EXERCISE PROMPT: Tally every line of the material that includes "this", then give the tally and nothing else.

START DATASET ENTRIES

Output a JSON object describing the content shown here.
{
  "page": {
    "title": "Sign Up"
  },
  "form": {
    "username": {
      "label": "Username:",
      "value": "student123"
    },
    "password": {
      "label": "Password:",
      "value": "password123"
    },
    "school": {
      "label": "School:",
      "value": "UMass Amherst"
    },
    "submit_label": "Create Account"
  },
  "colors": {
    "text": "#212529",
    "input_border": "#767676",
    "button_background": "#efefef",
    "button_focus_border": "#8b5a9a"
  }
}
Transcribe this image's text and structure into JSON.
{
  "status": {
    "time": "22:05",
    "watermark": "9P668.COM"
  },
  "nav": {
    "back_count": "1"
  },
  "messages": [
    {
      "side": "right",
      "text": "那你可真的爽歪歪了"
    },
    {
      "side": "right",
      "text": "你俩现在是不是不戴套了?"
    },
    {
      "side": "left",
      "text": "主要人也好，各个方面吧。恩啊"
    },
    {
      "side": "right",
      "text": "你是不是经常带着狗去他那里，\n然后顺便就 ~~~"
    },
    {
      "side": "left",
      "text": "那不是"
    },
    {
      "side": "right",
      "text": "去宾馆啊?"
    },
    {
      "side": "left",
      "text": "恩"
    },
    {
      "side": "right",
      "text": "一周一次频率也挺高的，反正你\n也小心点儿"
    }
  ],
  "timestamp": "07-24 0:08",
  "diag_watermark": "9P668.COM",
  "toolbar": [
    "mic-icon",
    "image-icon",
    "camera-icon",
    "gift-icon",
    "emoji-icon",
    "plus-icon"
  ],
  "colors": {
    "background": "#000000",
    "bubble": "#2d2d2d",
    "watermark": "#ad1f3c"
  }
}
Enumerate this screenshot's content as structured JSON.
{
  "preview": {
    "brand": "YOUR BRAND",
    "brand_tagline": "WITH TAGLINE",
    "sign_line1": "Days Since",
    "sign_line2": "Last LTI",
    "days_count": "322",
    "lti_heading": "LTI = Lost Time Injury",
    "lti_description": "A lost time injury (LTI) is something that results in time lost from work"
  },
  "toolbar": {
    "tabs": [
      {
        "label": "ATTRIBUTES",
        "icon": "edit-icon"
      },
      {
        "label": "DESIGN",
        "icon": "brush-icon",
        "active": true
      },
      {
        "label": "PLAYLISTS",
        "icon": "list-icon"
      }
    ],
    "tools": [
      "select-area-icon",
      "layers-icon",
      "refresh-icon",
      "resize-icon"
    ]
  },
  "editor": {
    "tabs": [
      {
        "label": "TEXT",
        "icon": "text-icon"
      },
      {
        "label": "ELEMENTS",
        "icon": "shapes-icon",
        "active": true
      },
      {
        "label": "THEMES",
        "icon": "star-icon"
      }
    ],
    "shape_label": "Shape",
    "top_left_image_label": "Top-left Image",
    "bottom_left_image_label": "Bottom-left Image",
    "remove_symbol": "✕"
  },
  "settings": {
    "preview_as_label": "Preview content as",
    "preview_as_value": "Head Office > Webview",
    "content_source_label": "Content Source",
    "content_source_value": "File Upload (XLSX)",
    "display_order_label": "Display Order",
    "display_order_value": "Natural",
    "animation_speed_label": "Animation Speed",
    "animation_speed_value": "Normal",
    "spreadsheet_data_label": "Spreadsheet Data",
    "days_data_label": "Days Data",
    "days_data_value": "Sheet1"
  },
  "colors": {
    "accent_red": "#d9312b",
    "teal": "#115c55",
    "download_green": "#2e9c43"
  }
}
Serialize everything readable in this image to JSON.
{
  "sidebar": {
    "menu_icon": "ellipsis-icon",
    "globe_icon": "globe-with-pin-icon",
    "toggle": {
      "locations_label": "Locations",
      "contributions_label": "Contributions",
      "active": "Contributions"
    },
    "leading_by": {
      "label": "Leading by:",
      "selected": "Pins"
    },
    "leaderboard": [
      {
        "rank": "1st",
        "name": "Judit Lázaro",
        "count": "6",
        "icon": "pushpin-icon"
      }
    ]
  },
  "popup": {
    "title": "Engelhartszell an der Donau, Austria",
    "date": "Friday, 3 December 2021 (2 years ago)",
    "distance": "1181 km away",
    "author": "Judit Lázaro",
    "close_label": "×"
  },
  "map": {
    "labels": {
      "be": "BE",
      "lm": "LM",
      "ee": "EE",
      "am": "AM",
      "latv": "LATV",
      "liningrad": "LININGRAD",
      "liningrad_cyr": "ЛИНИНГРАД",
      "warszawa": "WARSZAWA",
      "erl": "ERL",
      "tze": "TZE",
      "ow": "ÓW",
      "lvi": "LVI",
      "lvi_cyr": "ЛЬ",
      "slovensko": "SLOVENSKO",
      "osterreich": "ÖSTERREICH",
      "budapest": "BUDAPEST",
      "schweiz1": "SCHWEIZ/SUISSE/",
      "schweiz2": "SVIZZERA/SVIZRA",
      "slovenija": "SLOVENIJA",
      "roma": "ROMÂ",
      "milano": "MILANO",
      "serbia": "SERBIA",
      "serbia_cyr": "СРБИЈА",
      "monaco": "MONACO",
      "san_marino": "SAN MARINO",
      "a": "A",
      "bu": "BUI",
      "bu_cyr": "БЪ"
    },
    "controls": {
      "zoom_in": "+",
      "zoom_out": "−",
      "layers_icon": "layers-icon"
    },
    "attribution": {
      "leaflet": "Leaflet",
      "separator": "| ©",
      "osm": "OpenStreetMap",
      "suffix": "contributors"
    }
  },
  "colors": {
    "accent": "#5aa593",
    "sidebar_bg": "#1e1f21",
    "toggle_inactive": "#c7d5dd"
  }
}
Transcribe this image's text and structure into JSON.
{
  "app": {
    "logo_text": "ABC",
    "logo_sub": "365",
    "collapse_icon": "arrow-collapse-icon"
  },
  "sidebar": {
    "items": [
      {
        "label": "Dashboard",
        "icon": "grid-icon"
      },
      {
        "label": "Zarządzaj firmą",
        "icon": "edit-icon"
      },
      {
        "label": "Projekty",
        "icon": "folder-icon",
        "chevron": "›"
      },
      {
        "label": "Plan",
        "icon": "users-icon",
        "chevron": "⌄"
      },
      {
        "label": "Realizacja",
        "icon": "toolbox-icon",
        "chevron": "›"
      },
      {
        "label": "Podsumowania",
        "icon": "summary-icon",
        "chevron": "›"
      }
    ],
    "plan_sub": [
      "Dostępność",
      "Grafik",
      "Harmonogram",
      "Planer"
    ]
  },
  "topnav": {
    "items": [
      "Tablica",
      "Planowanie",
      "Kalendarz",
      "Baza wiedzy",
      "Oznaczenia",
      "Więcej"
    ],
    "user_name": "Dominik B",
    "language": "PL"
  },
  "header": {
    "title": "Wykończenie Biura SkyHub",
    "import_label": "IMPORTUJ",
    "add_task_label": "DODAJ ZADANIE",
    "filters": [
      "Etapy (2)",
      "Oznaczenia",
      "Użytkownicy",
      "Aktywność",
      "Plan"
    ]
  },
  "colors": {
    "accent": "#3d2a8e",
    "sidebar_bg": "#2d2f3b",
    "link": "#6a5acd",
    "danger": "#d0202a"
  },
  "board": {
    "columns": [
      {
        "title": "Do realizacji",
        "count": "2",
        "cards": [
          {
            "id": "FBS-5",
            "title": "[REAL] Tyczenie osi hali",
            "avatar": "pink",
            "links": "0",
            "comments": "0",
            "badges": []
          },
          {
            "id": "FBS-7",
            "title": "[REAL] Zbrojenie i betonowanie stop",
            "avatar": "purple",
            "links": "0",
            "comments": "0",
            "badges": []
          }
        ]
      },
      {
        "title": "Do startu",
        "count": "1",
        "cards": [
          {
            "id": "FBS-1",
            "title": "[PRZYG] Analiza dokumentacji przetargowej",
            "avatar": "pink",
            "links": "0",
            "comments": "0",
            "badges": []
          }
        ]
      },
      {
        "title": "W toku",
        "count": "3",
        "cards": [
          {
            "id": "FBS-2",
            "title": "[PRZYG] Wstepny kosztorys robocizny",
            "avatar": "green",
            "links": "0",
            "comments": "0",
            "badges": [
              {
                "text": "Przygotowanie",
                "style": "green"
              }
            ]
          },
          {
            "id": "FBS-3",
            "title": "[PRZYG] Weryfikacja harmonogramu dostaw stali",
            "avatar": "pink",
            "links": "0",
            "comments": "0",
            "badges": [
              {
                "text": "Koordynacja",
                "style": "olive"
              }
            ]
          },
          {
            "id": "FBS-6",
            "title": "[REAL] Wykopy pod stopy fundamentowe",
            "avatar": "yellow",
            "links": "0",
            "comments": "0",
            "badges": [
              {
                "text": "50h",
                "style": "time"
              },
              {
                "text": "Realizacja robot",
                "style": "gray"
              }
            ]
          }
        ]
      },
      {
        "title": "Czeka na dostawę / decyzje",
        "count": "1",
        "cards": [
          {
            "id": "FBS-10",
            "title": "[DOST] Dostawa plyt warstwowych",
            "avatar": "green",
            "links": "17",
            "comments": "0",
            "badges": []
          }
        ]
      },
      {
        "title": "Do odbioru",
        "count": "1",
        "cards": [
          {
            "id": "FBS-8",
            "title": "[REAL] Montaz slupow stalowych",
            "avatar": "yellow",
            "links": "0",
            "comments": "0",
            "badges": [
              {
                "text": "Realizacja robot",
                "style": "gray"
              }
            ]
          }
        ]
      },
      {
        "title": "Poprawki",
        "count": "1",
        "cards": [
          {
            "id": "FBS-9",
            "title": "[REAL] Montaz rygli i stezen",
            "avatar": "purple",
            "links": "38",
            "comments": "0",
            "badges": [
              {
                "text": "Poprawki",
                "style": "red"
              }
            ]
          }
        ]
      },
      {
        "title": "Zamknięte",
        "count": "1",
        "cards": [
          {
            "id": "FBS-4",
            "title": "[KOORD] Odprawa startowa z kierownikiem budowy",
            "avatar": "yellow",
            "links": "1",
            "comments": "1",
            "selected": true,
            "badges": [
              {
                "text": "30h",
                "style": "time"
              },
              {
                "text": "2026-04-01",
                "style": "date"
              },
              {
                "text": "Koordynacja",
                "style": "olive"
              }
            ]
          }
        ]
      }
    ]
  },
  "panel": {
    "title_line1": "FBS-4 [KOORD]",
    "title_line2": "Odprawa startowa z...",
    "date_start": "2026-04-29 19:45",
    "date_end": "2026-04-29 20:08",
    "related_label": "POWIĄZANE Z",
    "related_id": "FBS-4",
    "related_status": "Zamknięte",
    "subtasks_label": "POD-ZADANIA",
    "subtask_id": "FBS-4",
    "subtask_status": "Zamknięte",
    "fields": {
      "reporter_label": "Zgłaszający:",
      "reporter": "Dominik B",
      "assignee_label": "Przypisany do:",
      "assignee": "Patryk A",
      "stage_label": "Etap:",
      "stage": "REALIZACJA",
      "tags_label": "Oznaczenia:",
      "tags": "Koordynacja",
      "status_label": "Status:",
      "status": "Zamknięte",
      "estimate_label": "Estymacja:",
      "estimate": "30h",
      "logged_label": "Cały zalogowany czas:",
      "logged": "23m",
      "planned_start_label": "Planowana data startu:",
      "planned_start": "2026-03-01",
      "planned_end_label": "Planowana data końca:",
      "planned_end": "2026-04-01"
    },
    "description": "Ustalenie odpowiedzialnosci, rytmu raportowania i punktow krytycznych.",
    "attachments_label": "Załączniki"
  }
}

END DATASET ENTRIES

ANSWER SPACE: 4